The boats then came in for lunch, which was quite alien for some of the non-British participants, who had to have it explained that the British were very partial to a cup of tea in the early afternoon. This gave an opportunity early on for some handy hints to be passed on to the local boats by the more experienced Soling sailors, making a big difference to them for races 2 and 3 and an even bigger difference to them in the subsequent races on Saturday and Sunday, as more tips and tricks (and a bit of gear) were passed on. Lovely to see this attitude from all of the more experienced Soling sailors!

Races 2 and 3 on Friday were in very similar conditions to race 1 with the results very similar too. GBR155 winning all three races on Friday with USA853 in close attendance.

Saturday’s races were a little more of a ‘mixed bag’ with only 2 out of the 7 boats not getting disqualified from a race for not sailing the proper course! The conditions were a couple of knots breezier than the previous day and the first course, sausage/triangle/sausage, was set. USA853 got a great start and built a good lead on the first beat and subsequent run, unfortunately they omitted to go through the start finish ‘gate’ on the 2nd windward leg per the sailing instructions, and were disqualified, leaving GBR155 with a gift of a 1st place closely followed by GBR47 and GBR161.

The ‘favour’ was returned on the second race though! After a ‘tangle’ on the start line, USA853 found themselves well down the pack and contemplating a hard race attempting to regain places! But the ‘pegging was levelled’ when 4 of the 7 boats omitting to go around the windward spreader mark that was prescribed for the windward/leeward course that the race officer had set. 3 of the boat crews admitted to forgetting about the requirement to go around the spreader mark and the crew on GBR155 admitted to not realising that the course had been changed to windward/leeward! One can draw one’s own conclusion as to which was the bigger mistake but the end result was the same, GBR161, USA853 and GBR127 registered the 1, 2, 3 in that order.

Saturday’s 3rd race was won quite emphatically by the international crew on USA853 with GBR155 second and the young crew from Southampton on GBR47 coming in third.

The fourth race was once again being dominated by USA853 until the second run when GBR155 managed to close in and pass them with a tight gybing duel as they approached the leeward mark. The favour was, once again, returned by USA853 as the boats approached the leeward mark for the third and final time. A gybing duel ensued and USA853 this time came from behind to become the victor and managing to hang on to the lead across the line after the subsequent tacking duel on the short beat to the finish. This race was applauded by both the officials on the committee boat and the spectators ashore! GBR144 managed a steadily improving and creditable 3rd.
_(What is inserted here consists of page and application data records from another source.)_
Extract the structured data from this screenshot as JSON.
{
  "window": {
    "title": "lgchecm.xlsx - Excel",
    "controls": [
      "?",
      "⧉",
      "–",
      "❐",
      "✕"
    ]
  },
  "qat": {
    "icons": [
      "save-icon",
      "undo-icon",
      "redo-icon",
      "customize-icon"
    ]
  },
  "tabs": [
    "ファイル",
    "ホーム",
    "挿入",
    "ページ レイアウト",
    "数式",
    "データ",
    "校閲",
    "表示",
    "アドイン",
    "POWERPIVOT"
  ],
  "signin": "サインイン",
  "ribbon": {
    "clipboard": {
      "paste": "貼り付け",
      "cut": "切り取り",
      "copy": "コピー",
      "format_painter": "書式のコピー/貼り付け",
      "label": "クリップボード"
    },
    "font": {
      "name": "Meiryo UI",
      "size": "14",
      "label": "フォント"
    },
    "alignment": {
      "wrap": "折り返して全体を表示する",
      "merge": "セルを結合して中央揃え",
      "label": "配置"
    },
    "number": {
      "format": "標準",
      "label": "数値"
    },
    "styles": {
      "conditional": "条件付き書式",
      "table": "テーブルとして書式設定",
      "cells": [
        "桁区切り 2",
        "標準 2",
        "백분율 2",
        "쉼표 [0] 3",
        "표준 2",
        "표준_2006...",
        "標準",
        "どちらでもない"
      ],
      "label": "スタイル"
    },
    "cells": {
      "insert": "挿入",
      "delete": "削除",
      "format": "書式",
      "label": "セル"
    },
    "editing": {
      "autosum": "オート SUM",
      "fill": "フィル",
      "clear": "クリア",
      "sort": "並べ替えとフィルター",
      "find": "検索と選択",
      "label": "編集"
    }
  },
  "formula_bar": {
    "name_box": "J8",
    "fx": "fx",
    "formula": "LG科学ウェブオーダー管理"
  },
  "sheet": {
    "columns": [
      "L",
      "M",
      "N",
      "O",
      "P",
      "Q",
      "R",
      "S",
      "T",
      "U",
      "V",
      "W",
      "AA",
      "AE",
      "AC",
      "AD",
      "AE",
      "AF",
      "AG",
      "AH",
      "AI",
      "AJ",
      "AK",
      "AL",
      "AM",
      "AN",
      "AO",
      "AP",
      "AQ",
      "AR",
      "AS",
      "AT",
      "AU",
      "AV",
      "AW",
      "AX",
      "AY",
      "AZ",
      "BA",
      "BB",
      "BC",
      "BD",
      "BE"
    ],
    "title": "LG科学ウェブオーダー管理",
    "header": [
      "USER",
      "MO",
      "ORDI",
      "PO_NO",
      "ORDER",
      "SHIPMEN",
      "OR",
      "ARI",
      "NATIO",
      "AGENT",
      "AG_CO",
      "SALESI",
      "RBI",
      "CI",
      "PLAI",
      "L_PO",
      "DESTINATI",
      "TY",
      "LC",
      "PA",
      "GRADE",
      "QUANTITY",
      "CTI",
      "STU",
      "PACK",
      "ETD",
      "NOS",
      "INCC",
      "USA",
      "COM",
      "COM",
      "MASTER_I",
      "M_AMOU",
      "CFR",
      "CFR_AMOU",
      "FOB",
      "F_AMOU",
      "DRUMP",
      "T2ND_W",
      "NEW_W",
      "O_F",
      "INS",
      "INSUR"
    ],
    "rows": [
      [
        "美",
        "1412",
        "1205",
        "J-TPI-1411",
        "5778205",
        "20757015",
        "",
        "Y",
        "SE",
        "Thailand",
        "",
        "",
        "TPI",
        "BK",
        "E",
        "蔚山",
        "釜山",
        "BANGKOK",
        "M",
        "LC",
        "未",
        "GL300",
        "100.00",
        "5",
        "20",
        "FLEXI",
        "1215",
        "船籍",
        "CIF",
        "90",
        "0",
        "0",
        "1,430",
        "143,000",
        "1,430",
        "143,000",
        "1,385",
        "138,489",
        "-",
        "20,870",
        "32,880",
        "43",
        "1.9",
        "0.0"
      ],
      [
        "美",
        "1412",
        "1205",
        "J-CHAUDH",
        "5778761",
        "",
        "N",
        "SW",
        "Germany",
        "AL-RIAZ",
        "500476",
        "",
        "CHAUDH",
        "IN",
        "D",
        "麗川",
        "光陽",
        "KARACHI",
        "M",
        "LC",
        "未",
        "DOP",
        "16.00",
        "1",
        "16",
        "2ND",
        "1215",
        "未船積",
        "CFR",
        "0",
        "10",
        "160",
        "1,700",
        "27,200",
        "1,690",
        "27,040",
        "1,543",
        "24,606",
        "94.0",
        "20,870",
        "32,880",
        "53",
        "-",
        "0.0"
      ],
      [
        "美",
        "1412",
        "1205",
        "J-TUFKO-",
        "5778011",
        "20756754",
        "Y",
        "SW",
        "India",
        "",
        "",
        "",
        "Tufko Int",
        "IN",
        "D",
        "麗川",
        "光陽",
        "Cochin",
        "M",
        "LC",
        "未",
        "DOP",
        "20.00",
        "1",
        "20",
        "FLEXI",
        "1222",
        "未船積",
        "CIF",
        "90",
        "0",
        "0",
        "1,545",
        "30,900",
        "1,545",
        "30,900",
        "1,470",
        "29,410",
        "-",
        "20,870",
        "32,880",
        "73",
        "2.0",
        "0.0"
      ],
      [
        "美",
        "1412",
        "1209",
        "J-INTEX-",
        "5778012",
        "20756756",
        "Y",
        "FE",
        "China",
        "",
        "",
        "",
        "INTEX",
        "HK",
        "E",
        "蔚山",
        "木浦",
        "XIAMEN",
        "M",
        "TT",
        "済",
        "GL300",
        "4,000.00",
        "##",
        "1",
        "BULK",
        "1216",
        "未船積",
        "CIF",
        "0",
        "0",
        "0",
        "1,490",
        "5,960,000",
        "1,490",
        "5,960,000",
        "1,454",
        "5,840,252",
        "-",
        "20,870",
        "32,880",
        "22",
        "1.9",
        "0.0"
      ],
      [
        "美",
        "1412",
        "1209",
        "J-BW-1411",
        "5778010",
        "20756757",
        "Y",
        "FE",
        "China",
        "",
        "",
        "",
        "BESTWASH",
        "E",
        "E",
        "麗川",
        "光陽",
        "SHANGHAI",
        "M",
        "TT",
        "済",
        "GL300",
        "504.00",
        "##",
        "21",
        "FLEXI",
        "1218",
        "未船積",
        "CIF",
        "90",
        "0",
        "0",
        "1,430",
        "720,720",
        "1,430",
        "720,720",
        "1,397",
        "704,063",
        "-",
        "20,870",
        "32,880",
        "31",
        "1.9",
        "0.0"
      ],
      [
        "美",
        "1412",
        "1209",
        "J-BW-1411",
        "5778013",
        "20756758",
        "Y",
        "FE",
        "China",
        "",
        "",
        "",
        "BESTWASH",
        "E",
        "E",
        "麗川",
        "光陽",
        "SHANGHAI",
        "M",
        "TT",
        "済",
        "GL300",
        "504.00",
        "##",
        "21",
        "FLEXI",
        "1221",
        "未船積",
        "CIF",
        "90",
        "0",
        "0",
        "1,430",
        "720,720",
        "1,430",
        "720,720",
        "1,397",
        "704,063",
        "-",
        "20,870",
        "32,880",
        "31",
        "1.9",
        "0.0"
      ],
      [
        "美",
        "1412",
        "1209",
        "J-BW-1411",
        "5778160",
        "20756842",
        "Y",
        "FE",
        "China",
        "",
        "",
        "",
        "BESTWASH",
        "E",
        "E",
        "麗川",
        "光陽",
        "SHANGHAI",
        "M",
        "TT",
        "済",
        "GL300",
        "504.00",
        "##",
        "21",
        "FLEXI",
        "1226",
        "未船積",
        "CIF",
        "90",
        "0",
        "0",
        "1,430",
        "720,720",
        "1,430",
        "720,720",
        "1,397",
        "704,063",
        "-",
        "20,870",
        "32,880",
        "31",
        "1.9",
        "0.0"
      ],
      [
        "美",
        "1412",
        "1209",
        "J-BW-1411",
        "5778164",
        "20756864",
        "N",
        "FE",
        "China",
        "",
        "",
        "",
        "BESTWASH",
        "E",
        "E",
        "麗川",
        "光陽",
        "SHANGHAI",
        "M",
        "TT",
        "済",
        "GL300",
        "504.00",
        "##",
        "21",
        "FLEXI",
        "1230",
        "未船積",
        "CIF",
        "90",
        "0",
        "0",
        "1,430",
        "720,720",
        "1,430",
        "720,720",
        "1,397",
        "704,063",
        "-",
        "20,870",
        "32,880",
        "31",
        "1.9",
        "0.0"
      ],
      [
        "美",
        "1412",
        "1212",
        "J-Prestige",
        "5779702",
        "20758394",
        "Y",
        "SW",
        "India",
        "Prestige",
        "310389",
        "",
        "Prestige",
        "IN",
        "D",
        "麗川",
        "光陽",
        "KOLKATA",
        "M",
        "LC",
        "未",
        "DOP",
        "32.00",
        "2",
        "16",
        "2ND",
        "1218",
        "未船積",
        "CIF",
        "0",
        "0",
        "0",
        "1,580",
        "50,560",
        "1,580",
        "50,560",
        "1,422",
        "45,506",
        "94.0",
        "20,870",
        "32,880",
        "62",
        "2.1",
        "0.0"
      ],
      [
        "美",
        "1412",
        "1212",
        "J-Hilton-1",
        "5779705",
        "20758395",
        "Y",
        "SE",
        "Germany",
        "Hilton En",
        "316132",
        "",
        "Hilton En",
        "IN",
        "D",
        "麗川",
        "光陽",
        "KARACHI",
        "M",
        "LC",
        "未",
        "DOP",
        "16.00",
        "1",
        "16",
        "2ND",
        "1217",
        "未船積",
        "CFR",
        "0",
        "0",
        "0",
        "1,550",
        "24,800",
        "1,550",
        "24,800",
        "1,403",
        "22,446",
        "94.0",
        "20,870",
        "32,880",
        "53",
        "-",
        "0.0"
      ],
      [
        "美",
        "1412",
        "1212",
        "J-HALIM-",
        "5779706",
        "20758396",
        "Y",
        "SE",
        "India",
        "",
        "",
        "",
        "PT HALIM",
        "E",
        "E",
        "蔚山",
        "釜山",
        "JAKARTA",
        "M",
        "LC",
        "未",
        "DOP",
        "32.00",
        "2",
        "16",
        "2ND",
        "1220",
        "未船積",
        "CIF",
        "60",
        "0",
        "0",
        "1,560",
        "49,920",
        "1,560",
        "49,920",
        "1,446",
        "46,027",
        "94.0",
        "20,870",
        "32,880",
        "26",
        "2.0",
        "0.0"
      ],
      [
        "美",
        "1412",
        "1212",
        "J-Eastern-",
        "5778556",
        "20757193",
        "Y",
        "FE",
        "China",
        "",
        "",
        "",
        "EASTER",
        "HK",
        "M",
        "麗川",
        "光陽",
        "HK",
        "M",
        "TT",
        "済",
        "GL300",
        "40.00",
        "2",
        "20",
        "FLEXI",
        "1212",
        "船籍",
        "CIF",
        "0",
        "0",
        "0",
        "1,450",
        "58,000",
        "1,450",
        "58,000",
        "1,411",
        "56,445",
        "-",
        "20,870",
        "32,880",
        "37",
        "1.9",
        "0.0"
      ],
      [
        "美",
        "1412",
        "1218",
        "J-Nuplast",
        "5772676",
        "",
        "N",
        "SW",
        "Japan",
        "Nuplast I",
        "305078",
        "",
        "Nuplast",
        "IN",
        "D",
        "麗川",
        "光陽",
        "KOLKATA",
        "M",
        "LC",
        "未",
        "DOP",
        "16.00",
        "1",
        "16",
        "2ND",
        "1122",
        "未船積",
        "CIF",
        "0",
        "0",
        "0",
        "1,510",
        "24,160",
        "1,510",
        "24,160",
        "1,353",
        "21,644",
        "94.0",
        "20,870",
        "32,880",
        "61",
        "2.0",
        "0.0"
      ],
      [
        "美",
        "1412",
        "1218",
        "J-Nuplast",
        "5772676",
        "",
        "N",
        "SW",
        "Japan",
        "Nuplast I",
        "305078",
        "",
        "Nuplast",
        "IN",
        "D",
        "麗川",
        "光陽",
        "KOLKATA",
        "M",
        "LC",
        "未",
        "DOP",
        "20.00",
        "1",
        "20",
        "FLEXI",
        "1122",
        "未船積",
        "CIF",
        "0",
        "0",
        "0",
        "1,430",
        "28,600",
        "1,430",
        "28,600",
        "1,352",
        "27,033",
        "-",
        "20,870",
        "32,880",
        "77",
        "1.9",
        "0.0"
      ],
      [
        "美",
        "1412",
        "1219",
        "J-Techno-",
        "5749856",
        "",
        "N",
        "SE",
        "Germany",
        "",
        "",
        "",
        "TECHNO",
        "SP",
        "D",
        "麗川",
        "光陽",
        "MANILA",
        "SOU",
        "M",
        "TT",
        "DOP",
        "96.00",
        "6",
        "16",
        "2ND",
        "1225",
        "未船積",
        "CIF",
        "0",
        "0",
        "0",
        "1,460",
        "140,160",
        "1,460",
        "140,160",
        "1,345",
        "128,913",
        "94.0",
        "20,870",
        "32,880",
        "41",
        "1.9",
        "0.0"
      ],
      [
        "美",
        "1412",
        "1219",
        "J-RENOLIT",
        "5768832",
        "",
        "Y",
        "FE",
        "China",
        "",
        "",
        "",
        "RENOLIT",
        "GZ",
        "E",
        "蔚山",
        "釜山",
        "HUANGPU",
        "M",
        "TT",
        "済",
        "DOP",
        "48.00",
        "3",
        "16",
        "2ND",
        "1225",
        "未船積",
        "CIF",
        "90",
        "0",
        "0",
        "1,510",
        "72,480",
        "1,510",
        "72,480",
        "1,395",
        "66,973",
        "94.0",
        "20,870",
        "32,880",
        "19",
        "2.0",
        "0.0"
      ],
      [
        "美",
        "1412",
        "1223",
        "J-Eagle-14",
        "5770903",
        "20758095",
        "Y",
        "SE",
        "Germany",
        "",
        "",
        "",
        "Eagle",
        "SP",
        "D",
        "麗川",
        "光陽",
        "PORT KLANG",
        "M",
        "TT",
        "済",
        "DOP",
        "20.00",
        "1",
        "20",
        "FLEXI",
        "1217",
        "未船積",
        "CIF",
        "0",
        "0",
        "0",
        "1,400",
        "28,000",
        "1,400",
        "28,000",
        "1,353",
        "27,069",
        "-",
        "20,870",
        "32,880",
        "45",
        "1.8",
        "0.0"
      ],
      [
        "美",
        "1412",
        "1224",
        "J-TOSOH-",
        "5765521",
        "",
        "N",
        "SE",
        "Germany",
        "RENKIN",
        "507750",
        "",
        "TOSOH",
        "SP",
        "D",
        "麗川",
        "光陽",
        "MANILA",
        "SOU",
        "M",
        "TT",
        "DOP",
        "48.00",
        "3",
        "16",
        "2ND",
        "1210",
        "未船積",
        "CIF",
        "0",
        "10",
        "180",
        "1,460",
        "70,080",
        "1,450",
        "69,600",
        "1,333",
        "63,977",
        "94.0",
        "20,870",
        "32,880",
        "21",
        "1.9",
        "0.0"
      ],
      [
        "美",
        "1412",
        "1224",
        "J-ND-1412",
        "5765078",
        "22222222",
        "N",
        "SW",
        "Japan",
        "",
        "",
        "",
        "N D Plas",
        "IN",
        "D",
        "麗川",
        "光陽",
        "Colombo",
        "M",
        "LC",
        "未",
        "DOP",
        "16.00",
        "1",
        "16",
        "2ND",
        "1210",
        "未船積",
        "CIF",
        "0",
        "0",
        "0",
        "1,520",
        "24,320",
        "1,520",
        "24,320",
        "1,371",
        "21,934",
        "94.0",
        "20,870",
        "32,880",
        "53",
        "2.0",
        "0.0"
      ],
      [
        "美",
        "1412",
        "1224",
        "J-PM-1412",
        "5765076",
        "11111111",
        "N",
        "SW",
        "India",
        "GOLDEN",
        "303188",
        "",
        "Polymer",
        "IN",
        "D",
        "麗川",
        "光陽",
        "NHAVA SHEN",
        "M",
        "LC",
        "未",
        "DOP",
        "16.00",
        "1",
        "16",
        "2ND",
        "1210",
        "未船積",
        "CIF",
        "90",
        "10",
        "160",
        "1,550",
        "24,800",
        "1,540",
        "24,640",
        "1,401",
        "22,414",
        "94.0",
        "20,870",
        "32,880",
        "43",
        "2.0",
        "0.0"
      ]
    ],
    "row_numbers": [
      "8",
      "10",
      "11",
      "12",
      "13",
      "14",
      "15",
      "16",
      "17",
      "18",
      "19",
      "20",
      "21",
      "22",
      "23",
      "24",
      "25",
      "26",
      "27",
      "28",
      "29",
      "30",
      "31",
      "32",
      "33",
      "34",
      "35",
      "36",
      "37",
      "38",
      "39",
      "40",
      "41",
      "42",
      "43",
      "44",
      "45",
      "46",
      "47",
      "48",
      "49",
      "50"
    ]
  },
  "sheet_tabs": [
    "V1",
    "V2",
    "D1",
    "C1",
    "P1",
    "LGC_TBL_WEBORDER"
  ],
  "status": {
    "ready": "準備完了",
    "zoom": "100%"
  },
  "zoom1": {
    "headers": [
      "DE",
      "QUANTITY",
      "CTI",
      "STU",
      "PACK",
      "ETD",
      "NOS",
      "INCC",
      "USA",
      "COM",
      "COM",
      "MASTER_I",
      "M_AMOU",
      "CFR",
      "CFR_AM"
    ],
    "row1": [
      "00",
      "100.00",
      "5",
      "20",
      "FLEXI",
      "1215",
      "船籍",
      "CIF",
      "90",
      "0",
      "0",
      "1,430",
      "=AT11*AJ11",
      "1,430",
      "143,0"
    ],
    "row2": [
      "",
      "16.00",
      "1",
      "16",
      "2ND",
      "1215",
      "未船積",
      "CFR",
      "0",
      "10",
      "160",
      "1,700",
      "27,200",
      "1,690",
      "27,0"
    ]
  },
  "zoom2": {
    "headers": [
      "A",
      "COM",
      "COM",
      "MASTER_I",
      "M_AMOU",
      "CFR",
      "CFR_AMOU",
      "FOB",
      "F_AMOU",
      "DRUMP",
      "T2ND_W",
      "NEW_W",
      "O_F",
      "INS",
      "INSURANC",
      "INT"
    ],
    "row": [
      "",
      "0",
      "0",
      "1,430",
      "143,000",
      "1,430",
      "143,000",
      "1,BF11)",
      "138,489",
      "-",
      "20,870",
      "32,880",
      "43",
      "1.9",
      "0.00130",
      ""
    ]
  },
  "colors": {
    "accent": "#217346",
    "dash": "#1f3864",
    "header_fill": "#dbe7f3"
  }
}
The morning of the final day arrived with very little wind and the race officer (who had done a fine job throughout the event) managed the expectations of the fleet by explaining that we may not get enough breeze to complete either of the 2 scheduled races, but that we should go out on the course and hope for the best. After about an hour of postponements due to lack of wind and up to 180 degree shifts, the wind did fill in at around 6 knots and steadied enough to lay a course and get a race underway. GBR155 once again ‘got out of the blocks’ expediently and managed to build a big lead on the first beat. They held the lead for the subsequent run and second beat only to have their sizable lead cut to about a boat length on the second (and final) run as the wind died and the rest of the fleet brought new wind down the course, but they managed to hold on for the race and the series win.